Now’s the time to start thinking about a New Year’s resolution, so why not resolve to help others by shopping for secondhand clothing at Goodwill stores?
“Studies show that more and more people are buying secondhand clothes for themselves, and also as gifts for friends and family members,” said Jaymie Eichorn, interim vice president of marketing and communications for Goodwill Industries of Northwest North Carolina.
In fact, According to ThredUp.com, sales of secondhand clothing are expected to reach $51 billion per year by the year 2023. Moreover, according to a study by Accenture, 48 percent of respondents said they would consider giving secondhand clothing as gifts, while 56 percent said they would welcome gifts of this kind for themselves.
“And, unlike buying slightly used clothing from some online sites, you can be sure that the item you purchase at a Goodwill store is exactly the size and style you need,” said Eichorn.
There’s also something to be said for recycling. According to the EPA, the most effective way to reduce waste is to not create it in the first place.

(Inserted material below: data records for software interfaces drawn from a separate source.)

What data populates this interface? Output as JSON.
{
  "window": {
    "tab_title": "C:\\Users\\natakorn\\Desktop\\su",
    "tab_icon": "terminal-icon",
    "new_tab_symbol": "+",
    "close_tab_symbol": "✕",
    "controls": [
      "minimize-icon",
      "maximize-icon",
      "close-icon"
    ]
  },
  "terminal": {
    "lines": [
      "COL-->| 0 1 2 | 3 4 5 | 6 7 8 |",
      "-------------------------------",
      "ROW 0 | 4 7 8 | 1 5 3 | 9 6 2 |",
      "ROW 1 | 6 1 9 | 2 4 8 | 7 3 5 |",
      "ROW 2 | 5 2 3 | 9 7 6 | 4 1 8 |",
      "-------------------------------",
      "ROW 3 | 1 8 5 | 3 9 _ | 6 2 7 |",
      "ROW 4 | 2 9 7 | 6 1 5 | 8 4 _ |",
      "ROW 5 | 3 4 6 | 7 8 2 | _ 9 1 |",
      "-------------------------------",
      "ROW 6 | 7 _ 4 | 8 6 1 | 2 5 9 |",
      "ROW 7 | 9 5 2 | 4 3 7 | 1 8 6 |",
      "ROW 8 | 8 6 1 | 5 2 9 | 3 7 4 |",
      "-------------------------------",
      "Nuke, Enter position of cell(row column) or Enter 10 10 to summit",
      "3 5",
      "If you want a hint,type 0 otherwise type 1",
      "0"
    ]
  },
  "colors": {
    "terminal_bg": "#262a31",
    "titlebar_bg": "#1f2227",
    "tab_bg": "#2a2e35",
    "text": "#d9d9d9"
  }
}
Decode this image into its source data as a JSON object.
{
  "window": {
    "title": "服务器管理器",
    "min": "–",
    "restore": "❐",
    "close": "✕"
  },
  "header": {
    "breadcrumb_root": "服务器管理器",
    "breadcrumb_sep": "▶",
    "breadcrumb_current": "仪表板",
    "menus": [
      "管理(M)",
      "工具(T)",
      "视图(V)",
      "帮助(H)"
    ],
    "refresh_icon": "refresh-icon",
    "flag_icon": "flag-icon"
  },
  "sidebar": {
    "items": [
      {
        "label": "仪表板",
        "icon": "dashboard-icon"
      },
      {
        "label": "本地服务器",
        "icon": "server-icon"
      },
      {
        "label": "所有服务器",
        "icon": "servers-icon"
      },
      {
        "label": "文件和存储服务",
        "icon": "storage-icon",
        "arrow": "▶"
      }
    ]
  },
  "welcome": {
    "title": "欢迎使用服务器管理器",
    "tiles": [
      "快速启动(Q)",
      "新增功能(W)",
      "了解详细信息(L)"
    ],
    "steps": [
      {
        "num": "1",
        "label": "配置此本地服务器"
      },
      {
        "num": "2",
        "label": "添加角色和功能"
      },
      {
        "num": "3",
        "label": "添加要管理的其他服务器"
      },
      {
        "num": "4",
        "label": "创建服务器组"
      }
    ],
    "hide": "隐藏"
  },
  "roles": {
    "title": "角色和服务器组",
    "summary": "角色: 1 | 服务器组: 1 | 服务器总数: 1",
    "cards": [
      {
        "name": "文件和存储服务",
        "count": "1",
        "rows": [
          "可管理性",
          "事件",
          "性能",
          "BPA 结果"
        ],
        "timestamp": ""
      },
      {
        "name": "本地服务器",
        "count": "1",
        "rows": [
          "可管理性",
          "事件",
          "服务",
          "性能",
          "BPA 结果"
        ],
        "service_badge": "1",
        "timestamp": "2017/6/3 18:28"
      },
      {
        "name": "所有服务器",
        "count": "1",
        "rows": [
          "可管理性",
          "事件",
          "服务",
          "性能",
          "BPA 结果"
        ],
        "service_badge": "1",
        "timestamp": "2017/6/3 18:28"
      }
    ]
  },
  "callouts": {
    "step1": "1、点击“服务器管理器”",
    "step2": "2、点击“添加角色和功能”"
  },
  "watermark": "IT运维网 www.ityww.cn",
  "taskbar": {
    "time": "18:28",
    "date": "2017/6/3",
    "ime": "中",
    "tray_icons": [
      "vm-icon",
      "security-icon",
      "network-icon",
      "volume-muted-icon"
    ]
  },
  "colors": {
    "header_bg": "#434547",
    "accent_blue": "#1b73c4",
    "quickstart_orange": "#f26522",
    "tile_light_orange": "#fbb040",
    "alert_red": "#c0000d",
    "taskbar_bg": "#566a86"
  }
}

Making a new product often requires extraction of raw materials from the earth, and spending valuable energy resources for fabrication and production. The new product must then be transported across thousands of gas-burning miles.
“Buying secondhand items, especially clothing, saves money and conserves energy,” said Eichorn. “Even better, every dollar you spend at a Goodwill retail store goes to support local job training programs, which put people back to work.”
Goodwill stores offer customers home goods, clothing, furniture, and even designer items such as jewelry and handbags. “We even sell upscale art, collectibles and antiques, as well as new and nearly-new items from our vast inventory of donated goods,” said Eichorn.